## What you have to do
Without the pictures, restate all of the data below word for word.
•••
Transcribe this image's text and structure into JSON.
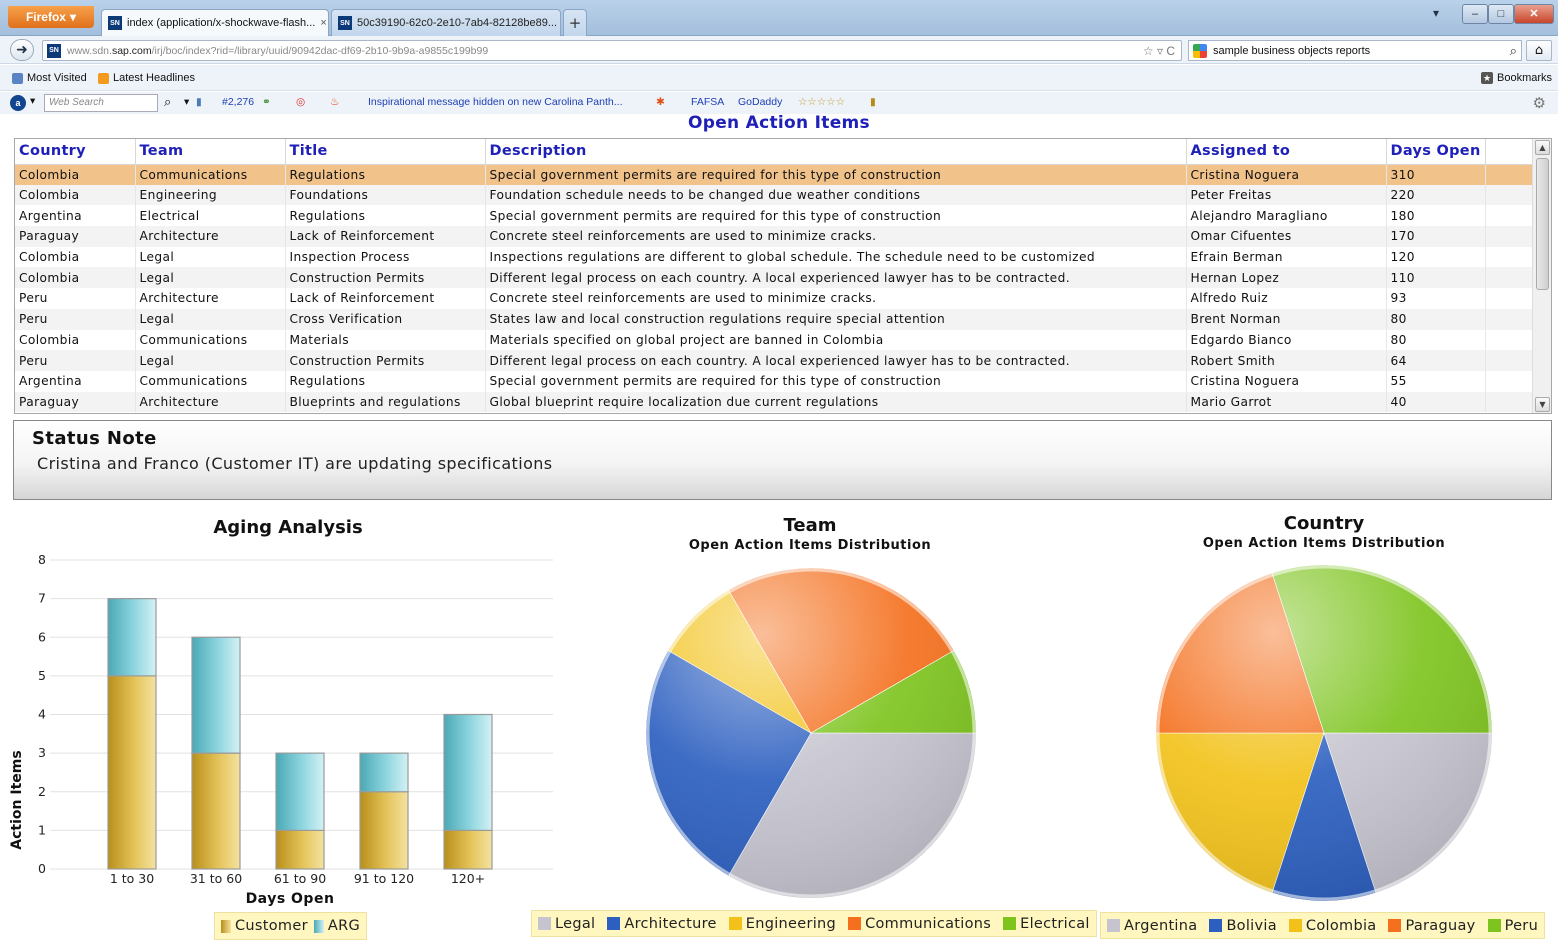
{
  "browser": {
    "menu_label": "Firefox",
    "tabs": [
      {
        "title": "index (application/x-shockwave-flash...",
        "favicon": "SN",
        "close": "×"
      },
      {
        "title": "50c39190-62c0-2e10-7ab4-82128be89...",
        "favicon": "SN",
        "close": "×"
      }
    ],
    "new_tab": "+",
    "window_buttons": {
      "dropdown": "▾",
      "minimize": "–",
      "maximize": "□",
      "close": "✕"
    },
    "url": {
      "prefix": "www.sdn.",
      "domain": "sap.com",
      "path": "/irj/boc/index?rid=/library/uuid/90942dac-df69-2b10-9b9a-a9855c199b99",
      "tail": "☆ ▿ C"
    },
    "search": {
      "value": "sample business objects reports"
    },
    "bookmarks": [
      {
        "label": "Most Visited"
      },
      {
        "label": "Latest Headlines"
      }
    ],
    "bookmarks_menu": "Bookmarks",
    "toolbar": {
      "web_search_placeholder": "Web Search",
      "rank": "#2,276",
      "news": "Inspirational message hidden on new Carolina Panth...",
      "fafsa": "FAFSA",
      "godaddy": "GoDaddy",
      "stars": "☆☆☆☆☆"
    }
  },
  "app": {
    "title": "Open Action Items",
    "table": {
      "columns": [
        "Country",
        "Team",
        "Title",
        "Description",
        "Assigned to",
        "Days Open"
      ],
      "rows": [
        [
          "Colombia",
          "Communications",
          "Regulations",
          "Special government permits are required for this type of construction",
          "Cristina Noguera",
          "310"
        ],
        [
          "Colombia",
          "Engineering",
          "Foundations",
          "Foundation schedule needs to be changed due weather conditions",
          "Peter Freitas",
          "220"
        ],
        [
          "Argentina",
          "Electrical",
          "Regulations",
          "Special government permits are required for this type of construction",
          "Alejandro Maragliano",
          "180"
        ],
        [
          "Paraguay",
          "Architecture",
          "Lack of Reinforcement",
          "Concrete steel reinforcements are used to minimize cracks.",
          "Omar Cifuentes",
          "170"
        ],
        [
          "Colombia",
          "Legal",
          "Inspection Process",
          "Inspections regulations are different to global schedule. The schedule need to be customized",
          "Efrain Berman",
          "120"
        ],
        [
          "Colombia",
          "Legal",
          "Construction Permits",
          "Different legal process on each country. A local experienced lawyer has to be contracted.",
          "Hernan Lopez",
          "110"
        ],
        [
          "Peru",
          "Architecture",
          "Lack of Reinforcement",
          "Concrete steel reinforcements are used to minimize cracks.",
          "Alfredo Ruiz",
          "93"
        ],
        [
          "Peru",
          "Legal",
          "Cross Verification",
          "States law and local construction regulations require special attention",
          "Brent Norman",
          "80"
        ],
        [
          "Colombia",
          "Communications",
          "Materials",
          "Materials specified on global project are banned in Colombia",
          "Edgardo Bianco",
          "80"
        ],
        [
          "Peru",
          "Legal",
          "Construction Permits",
          "Different legal process on each country. A local experienced lawyer has to be contracted.",
          "Robert Smith",
          "64"
        ],
        [
          "Argentina",
          "Communications",
          "Regulations",
          "Special government permits are required for this type of construction",
          "Cristina Noguera",
          "55"
        ],
        [
          "Paraguay",
          "Architecture",
          "Blueprints and regulations",
          "Global blueprint require localization due current regulations",
          "Mario Garrot",
          "40"
        ]
      ],
      "selected_row": 0
    },
    "status": {
      "title": "Status Note",
      "text": "Cristina and Franco (Customer IT) are updating specifications"
    }
  },
  "chart_data": [
    {
      "type": "bar",
      "stacked": true,
      "title": "Aging Analysis",
      "xlabel": "Days Open",
      "ylabel": "Action Items",
      "categories": [
        "1 to 30",
        "31 to 60",
        "61 to 90",
        "91 to 120",
        "120+"
      ],
      "series": [
        {
          "name": "Customer",
          "values": [
            5,
            3,
            1,
            2,
            1
          ],
          "color": "#d6ad2c"
        },
        {
          "name": "ARG",
          "values": [
            2,
            3,
            2,
            1,
            3
          ],
          "color": "#6cc6d0"
        }
      ],
      "ylim": [
        0,
        8
      ],
      "yticks": [
        "0",
        "1",
        "2",
        "3",
        "4",
        "5",
        "6",
        "7",
        "8"
      ],
      "grid": true,
      "legend": "bottom"
    },
    {
      "type": "pie",
      "title": "Team",
      "subtitle": "Open Action Items Distribution",
      "labels": [
        "Legal",
        "Architecture",
        "Engineering",
        "Communications",
        "Electrical"
      ],
      "values": [
        4,
        3,
        1,
        3,
        1
      ],
      "colors": [
        "#c5c4cf",
        "#2c5fc0",
        "#f2c21a",
        "#f4701e",
        "#7ec41f"
      ],
      "legend": "bottom"
    },
    {
      "type": "pie",
      "title": "Country",
      "subtitle": "Open Action Items Distribution",
      "labels": [
        "Argentina",
        "Bolivia",
        "Colombia",
        "Paraguay",
        "Peru"
      ],
      "values": [
        2,
        1,
        2,
        2,
        3
      ],
      "colors": [
        "#c5c4cf",
        "#2c5fc0",
        "#f2c21a",
        "#f4701e",
        "#7ec41f"
      ],
      "legend": "bottom"
    }
  ]
}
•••
## Answer box
Transcribe this image's text and structure into JSON.
{
  "browser": {
    "menu_label": "Firefox",
    "tabs": [
      {
        "title": "index (application/x-shockwave-flash...",
        "favicon": "SN",
        "close": "×"
      },
      {
        "title": "50c39190-62c0-2e10-7ab4-82128be89...",
        "favicon": "SN",
        "close": "×"
      }
    ],
    "new_tab": "+",
    "window_buttons": {
      "dropdown": "▾",
      "minimize": "–",
      "maximize": "□",
      "close": "✕"
    },
    "url": {
      "prefix": "www.sdn.",
      "domain": "sap.com",
      "path": "/irj/boc/index?rid=/library/uuid/90942dac-df69-2b10-9b9a-a9855c199b99",
      "tail": "☆ ▿ C"
    },
    "search": {
      "value": "sample business objects reports"
    },
    "bookmarks": [
      {
        "label": "Most Visited"
      },
      {
        "label": "Latest Headlines"
      }
    ],
    "bookmarks_menu": "Bookmarks",
    "toolbar": {
      "web_search_placeholder": "Web Search",
      "rank": "#2,276",
      "news": "Inspirational message hidden on new Carolina Panth...",
      "fafsa": "FAFSA",
      "godaddy": "GoDaddy",
      "stars": "☆☆☆☆☆"
    }
  },
  "app": {
    "title": "Open Action Items",
    "table": {
      "columns": [
        "Country",
        "Team",
        "Title",
        "Description",
        "Assigned to",
        "Days Open"
      ],
      "rows": [
        [
          "Colombia",
          "Communications",
          "Regulations",
          "Special government permits are required for this type of construction",
          "Cristina Noguera",
          "310"
        ],
        [
          "Colombia",
          "Engineering",
          "Foundations",
          "Foundation schedule needs to be changed due weather conditions",
          "Peter Freitas",
          "220"
        ],
        [
          "Argentina",
          "Electrical",
          "Regulations",
          "Special government permits are required for this type of construction",
          "Alejandro Maragliano",
          "180"
        ],
        [
          "Paraguay",
          "Architecture",
          "Lack of Reinforcement",
          "Concrete steel reinforcements are used to minimize cracks.",
          "Omar Cifuentes",
          "170"
        ],
        [
          "Colombia",
          "Legal",
          "Inspection Process",
          "Inspections regulations are different to global schedule. The schedule need to be customized",
          "Efrain Berman",
          "120"
        ],
        [
          "Colombia",
          "Legal",
          "Construction Permits",
          "Different legal process on each country. A local experienced lawyer has to be contracted.",
          "Hernan Lopez",
          "110"
        ],
        [
          "Peru",
          "Architecture",
          "Lack of Reinforcement",
          "Concrete steel reinforcements are used to minimize cracks.",
          "Alfredo Ruiz",
          "93"
        ],
        [
          "Peru",
          "Legal",
          "Cross Verification",
          "States law and local construction regulations require special attention",
          "Brent Norman",
          "80"
        ],
        [
          "Colombia",
          "Communications",
          "Materials",
          "Materials specified on global project are banned in Colombia",
          "Edgardo Bianco",
          "80"
        ],
        [
          "Peru",
          "Legal",
          "Construction Permits",
          "Different legal process on each country. A local experienced lawyer has to be contracted.",
          "Robert Smith",
          "64"
        ],
        [
          "Argentina",
          "Communications",
          "Regulations",
          "Special government permits are required for this type of construction",
          "Cristina Noguera",
          "55"
        ],
        [
          "Paraguay",
          "Architecture",
          "Blueprints and regulations",
          "Global blueprint require localization due current regulations",
          "Mario Garrot",
          "40"
        ]
      ],
      "selected_row": 0
    },
    "status": {
      "title": "Status Note",
      "text": "Cristina and Franco (Customer IT) are updating specifications"
    }
  },
  "chart_data": [
    {
      "type": "bar",
      "stacked": true,
      "title": "Aging Analysis",
      "xlabel": "Days Open",
      "ylabel": "Action Items",
      "categories": [
        "1 to 30",
        "31 to 60",
        "61 to 90",
        "91 to 120",
        "120+"
      ],
      "series": [
        {
          "name": "Customer",
          "values": [
            5,
            3,
            1,
            2,
            1
          ],
          "color": "#d6ad2c"
        },
        {
          "name": "ARG",
          "values": [
            2,
            3,
            2,
            1,
            3
          ],
          "color": "#6cc6d0"
        }
      ],
      "ylim": [
        0,
        8
      ],
      "yticks": [
        "0",
        "1",
        "2",
        "3",
        "4",
        "5",
        "6",
        "7",
        "8"
      ],
      "grid": true,
      "legend": "bottom"
    },
    {
      "type": "pie",
      "title": "Team",
      "subtitle": "Open Action Items Distribution",
      "labels": [
        "Legal",
        "Architecture",
        "Engineering",
        "Communications",
        "Electrical"
      ],
      "values": [
        4,
        3,
        1,
        3,
        1
      ],
      "colors": [
        "#c5c4cf",
        "#2c5fc0",
        "#f2c21a",
        "#f4701e",
        "#7ec41f"
      ],
      "legend": "bottom"
    },
    {
      "type": "pie",
      "title": "Country",
      "subtitle": "Open Action Items Distribution",
      "labels": [
        "Argentina",
        "Bolivia",
        "Colombia",
        "Paraguay",
        "Peru"
      ],
      "values": [
        2,
        1,
        2,
        2,
        3
      ],
      "colors": [
        "#c5c4cf",
        "#2c5fc0",
        "#f2c21a",
        "#f4701e",
        "#7ec41f"
      ],
      "legend": "bottom"
    }
  ]
}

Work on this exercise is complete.